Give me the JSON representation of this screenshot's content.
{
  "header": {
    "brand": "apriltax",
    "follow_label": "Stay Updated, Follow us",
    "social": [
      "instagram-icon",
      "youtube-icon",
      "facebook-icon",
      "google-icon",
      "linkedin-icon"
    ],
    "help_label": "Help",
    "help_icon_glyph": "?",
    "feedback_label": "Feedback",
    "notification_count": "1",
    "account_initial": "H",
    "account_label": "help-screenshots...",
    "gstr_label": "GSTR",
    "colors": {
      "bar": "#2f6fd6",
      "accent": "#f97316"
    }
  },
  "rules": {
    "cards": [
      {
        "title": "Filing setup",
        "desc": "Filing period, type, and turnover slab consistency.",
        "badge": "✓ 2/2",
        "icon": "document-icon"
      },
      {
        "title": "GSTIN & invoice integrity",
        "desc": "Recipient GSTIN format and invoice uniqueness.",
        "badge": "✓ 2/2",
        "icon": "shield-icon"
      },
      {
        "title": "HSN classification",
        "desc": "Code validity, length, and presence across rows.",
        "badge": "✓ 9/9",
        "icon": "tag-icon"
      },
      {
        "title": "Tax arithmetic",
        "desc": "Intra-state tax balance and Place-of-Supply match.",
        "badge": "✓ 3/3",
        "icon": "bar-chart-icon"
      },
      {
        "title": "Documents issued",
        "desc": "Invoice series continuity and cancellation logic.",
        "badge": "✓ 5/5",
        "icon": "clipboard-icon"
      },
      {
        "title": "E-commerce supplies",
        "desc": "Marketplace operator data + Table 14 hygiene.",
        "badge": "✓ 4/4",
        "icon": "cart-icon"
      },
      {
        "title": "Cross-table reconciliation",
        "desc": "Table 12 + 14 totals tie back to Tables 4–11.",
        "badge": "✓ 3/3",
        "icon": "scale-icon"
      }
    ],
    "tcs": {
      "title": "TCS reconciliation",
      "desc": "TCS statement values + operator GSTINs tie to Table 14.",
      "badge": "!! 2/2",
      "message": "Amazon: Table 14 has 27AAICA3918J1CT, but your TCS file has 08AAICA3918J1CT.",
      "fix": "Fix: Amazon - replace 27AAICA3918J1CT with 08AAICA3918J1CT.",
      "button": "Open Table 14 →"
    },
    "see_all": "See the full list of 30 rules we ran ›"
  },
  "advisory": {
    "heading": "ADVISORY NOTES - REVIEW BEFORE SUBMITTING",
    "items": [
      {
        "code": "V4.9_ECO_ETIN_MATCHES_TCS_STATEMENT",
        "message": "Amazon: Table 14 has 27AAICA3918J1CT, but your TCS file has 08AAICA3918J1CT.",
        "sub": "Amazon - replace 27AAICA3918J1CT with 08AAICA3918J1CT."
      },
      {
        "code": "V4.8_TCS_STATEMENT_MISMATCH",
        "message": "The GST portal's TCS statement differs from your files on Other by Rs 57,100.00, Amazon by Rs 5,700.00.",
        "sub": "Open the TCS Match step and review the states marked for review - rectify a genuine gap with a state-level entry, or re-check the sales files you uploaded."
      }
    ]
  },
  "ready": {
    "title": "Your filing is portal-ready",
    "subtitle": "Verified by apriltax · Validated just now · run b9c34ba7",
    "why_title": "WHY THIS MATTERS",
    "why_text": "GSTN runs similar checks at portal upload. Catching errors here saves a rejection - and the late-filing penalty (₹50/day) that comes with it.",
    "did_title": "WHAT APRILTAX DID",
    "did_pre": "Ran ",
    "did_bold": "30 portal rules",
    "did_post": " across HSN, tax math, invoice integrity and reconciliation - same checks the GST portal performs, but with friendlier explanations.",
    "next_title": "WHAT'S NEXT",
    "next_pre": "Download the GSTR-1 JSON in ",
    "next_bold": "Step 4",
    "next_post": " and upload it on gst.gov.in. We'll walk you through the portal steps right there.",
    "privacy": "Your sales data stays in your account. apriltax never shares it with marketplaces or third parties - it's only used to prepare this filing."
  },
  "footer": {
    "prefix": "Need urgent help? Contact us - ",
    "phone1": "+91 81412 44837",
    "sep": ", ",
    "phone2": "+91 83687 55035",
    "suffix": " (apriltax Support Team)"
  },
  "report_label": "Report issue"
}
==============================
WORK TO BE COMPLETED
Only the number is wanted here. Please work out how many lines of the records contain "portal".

EXERCISE SOLUTION
6